Task details | Give the number of lines below that hold "Sessions", and only that.

Excerpted data |
Segment Open
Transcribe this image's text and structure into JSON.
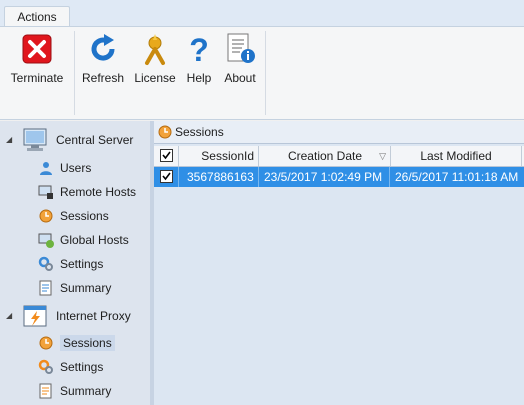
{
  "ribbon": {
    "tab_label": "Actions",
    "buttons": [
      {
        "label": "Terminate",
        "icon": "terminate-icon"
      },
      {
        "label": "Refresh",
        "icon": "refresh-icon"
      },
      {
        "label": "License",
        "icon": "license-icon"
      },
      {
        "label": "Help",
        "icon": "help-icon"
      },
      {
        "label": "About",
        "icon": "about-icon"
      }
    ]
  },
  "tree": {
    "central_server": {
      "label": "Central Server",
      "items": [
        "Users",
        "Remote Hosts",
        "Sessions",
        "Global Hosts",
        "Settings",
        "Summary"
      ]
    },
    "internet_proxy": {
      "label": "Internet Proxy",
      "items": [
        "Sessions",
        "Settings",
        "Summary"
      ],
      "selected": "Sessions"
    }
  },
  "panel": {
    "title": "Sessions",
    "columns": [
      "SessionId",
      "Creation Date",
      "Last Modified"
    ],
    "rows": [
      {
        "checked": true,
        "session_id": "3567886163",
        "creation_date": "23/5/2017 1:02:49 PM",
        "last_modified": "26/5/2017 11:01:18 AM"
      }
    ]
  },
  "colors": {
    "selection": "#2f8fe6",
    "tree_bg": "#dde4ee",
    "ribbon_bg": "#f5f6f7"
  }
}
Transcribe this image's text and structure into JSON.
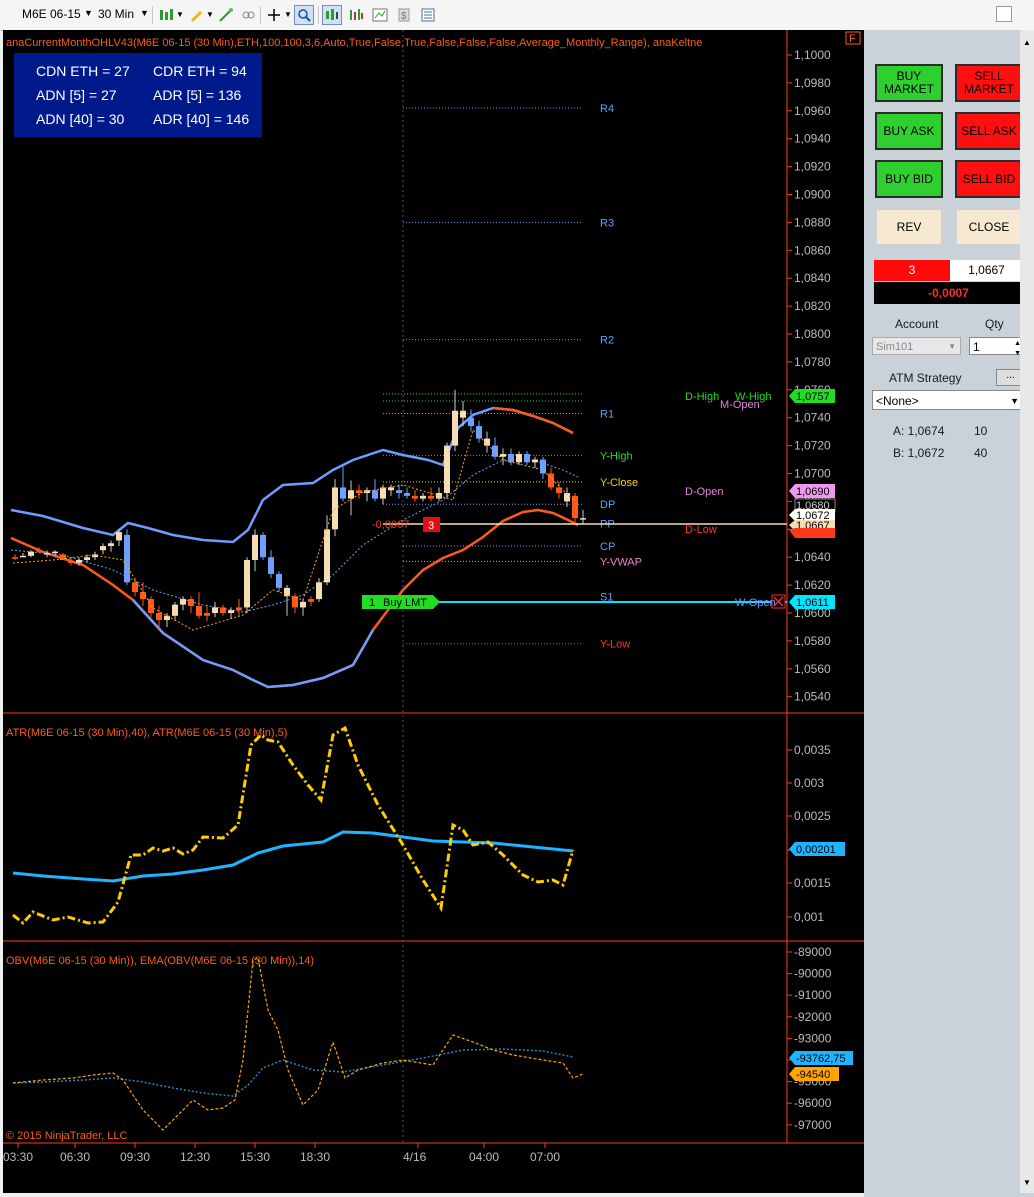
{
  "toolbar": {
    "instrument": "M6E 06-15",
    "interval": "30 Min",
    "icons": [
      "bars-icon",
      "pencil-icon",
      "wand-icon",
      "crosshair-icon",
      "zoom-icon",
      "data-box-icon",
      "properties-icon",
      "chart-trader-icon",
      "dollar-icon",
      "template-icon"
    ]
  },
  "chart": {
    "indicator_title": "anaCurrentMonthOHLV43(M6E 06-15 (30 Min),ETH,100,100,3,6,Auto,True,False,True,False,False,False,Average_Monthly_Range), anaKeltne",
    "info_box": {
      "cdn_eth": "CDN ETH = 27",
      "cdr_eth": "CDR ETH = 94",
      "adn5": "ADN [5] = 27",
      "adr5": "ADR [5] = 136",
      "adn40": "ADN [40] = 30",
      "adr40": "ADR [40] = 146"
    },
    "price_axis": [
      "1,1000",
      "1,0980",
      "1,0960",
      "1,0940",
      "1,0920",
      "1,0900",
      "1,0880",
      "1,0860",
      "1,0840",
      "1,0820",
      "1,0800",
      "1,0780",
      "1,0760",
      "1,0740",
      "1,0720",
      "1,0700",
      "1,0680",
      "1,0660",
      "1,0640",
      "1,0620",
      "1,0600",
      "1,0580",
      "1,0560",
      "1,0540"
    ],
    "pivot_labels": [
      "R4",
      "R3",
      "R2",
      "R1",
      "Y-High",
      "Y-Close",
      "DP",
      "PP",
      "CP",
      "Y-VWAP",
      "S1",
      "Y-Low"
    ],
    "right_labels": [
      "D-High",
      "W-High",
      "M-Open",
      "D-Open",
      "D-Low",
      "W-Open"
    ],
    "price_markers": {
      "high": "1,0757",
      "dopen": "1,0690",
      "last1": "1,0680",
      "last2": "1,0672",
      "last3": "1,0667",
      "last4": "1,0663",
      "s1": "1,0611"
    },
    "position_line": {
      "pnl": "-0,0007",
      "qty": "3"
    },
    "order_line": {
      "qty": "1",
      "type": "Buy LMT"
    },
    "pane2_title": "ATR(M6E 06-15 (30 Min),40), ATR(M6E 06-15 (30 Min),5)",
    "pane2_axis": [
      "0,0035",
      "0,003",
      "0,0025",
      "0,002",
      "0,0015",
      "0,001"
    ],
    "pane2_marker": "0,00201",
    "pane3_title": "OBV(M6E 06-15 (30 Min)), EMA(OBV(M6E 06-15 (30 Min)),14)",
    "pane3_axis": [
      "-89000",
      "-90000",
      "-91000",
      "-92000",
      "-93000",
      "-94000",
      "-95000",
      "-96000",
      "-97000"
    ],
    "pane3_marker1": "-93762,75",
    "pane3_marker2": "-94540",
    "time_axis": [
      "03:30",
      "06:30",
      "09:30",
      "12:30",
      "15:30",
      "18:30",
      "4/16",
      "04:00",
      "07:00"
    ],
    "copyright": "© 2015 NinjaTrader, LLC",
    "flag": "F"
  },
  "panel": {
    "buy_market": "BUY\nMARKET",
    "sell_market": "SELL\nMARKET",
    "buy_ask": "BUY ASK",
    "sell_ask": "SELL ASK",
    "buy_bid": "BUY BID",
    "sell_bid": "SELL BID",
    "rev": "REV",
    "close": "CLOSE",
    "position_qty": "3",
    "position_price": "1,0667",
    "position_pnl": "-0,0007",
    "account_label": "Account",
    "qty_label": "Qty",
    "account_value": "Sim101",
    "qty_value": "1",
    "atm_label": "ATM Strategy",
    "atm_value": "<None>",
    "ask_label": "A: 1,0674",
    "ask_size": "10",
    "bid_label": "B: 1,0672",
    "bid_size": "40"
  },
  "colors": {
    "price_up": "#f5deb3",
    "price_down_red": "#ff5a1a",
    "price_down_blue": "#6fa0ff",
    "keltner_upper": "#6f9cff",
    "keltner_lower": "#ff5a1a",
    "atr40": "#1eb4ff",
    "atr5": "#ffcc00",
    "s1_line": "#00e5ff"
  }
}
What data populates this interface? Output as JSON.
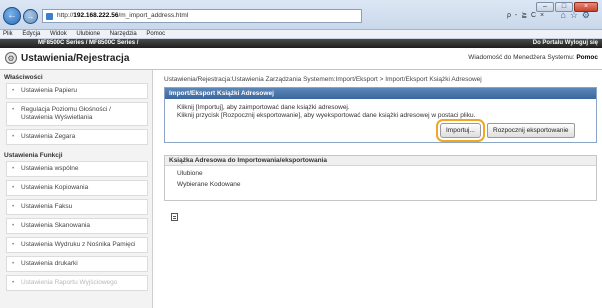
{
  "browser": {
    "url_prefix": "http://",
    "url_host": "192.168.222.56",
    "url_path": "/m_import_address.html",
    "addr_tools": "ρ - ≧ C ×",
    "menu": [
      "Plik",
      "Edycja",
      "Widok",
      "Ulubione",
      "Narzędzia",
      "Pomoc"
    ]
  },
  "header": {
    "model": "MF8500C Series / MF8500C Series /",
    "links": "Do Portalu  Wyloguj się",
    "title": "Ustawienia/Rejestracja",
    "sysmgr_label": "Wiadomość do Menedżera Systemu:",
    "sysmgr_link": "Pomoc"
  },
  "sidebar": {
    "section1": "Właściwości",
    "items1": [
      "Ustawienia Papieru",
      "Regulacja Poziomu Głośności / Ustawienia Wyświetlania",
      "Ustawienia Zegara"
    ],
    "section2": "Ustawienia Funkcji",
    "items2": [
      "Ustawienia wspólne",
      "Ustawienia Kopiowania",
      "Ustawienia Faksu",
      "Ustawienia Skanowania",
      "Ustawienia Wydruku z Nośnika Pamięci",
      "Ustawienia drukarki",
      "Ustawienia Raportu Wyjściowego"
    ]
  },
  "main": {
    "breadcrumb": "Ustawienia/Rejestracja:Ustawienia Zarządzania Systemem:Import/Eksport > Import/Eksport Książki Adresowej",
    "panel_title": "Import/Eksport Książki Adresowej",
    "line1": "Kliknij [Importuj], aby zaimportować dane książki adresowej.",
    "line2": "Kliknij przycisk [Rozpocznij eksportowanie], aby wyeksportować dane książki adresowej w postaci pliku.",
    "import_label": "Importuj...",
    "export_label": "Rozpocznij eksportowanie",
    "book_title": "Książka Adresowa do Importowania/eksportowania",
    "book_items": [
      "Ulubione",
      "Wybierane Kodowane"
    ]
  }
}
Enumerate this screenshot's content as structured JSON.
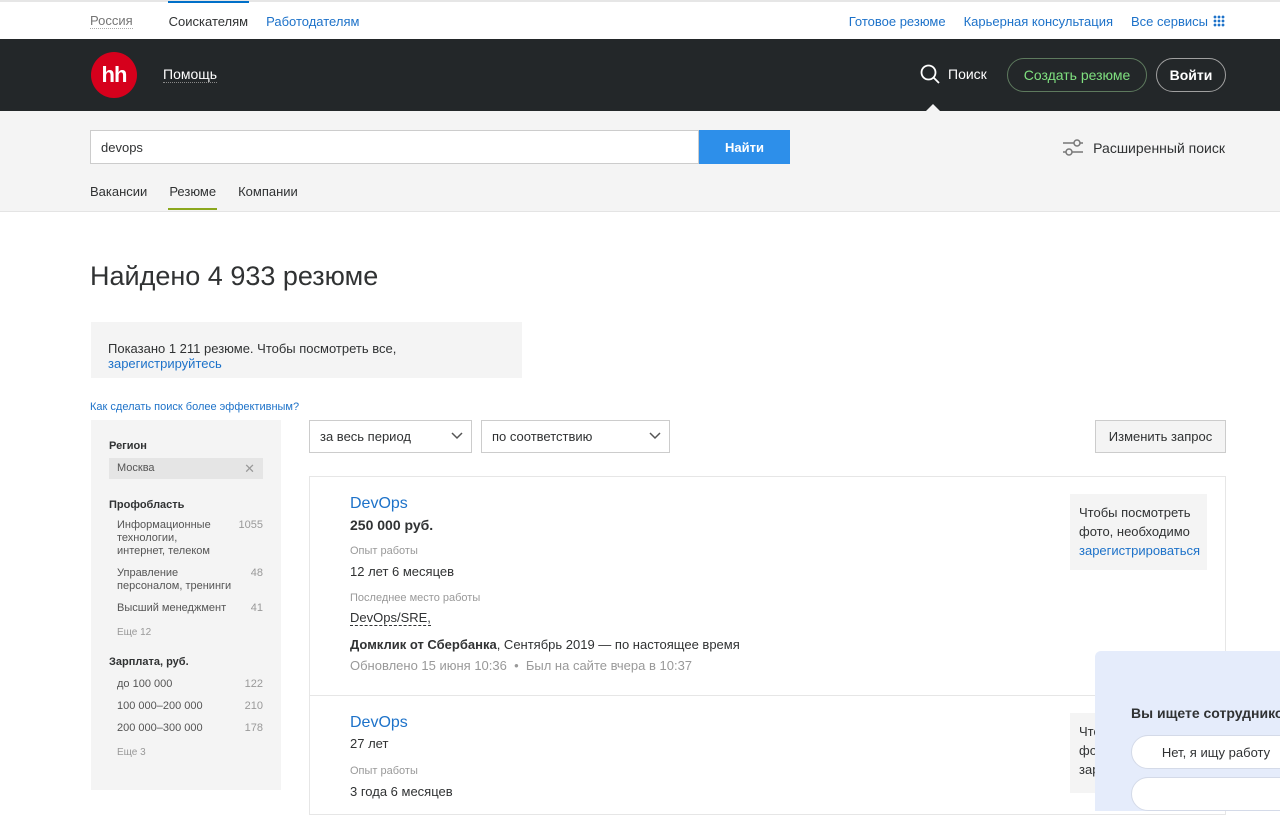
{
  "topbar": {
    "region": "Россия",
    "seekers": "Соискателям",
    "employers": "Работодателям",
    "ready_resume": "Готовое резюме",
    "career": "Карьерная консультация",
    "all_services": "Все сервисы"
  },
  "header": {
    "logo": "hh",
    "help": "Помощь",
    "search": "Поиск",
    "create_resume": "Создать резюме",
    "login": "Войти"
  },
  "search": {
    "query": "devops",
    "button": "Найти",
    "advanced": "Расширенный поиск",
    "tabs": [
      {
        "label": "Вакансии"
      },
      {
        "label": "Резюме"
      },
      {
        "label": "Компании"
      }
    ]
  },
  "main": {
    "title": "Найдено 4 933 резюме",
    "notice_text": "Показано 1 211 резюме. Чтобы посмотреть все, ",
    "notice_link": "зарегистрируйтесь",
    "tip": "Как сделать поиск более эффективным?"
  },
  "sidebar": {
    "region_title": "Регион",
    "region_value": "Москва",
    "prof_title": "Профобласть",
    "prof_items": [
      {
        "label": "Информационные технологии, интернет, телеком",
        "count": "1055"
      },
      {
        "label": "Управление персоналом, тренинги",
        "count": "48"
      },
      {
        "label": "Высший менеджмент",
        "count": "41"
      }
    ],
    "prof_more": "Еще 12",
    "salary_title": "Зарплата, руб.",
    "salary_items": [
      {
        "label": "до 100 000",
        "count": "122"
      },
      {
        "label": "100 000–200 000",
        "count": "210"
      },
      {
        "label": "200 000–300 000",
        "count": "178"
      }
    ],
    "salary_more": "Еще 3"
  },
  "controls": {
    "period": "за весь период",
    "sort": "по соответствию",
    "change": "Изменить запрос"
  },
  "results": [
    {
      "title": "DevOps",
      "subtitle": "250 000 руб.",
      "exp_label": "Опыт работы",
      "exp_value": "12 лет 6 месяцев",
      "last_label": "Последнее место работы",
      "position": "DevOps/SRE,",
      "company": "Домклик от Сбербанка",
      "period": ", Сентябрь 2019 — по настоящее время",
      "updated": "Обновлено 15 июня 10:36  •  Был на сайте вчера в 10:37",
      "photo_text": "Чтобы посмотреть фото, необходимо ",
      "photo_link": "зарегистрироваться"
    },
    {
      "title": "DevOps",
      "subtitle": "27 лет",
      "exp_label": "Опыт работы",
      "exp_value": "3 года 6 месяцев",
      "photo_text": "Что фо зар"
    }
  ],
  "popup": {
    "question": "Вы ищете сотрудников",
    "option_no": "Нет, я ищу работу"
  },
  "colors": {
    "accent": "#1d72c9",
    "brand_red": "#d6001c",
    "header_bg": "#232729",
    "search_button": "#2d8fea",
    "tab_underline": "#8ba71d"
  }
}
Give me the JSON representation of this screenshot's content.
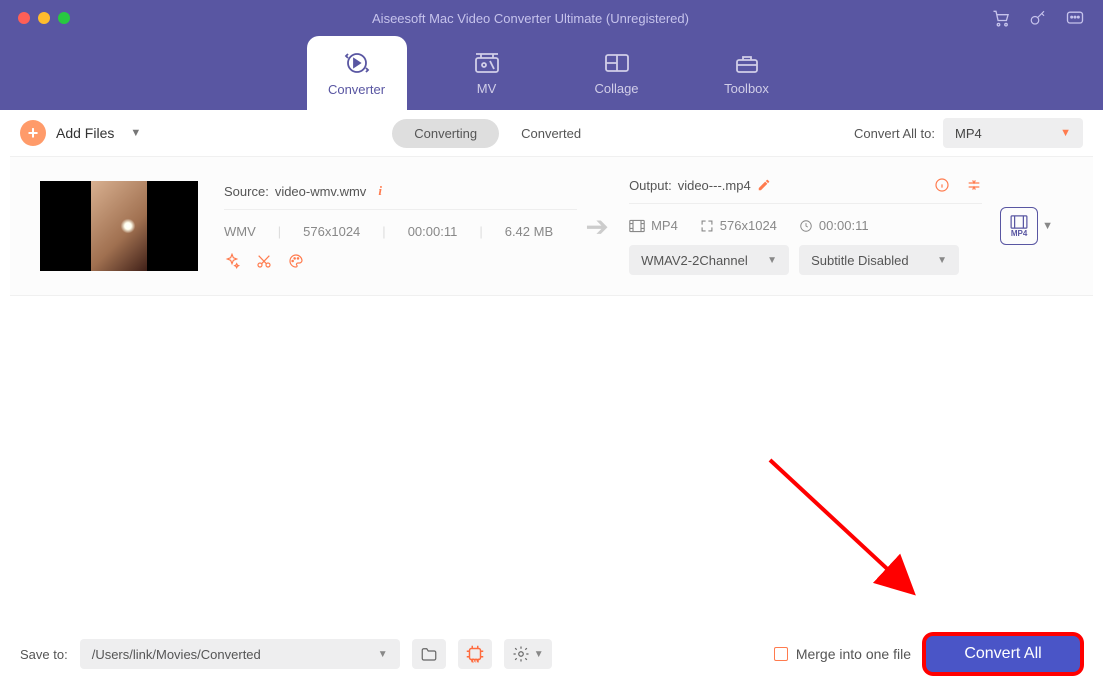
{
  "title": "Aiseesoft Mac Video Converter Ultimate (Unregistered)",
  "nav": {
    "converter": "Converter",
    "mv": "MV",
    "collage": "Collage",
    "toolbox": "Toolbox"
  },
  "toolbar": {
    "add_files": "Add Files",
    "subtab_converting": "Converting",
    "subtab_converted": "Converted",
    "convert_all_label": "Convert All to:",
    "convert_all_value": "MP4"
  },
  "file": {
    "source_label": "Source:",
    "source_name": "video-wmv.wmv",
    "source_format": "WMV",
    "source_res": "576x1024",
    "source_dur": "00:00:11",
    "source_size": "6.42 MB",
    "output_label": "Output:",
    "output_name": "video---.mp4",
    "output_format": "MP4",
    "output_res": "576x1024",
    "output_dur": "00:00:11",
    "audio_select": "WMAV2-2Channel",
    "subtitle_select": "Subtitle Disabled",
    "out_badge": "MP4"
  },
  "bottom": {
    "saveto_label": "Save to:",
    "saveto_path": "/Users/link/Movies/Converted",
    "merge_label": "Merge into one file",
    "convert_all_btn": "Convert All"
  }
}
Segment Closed
Solution | 4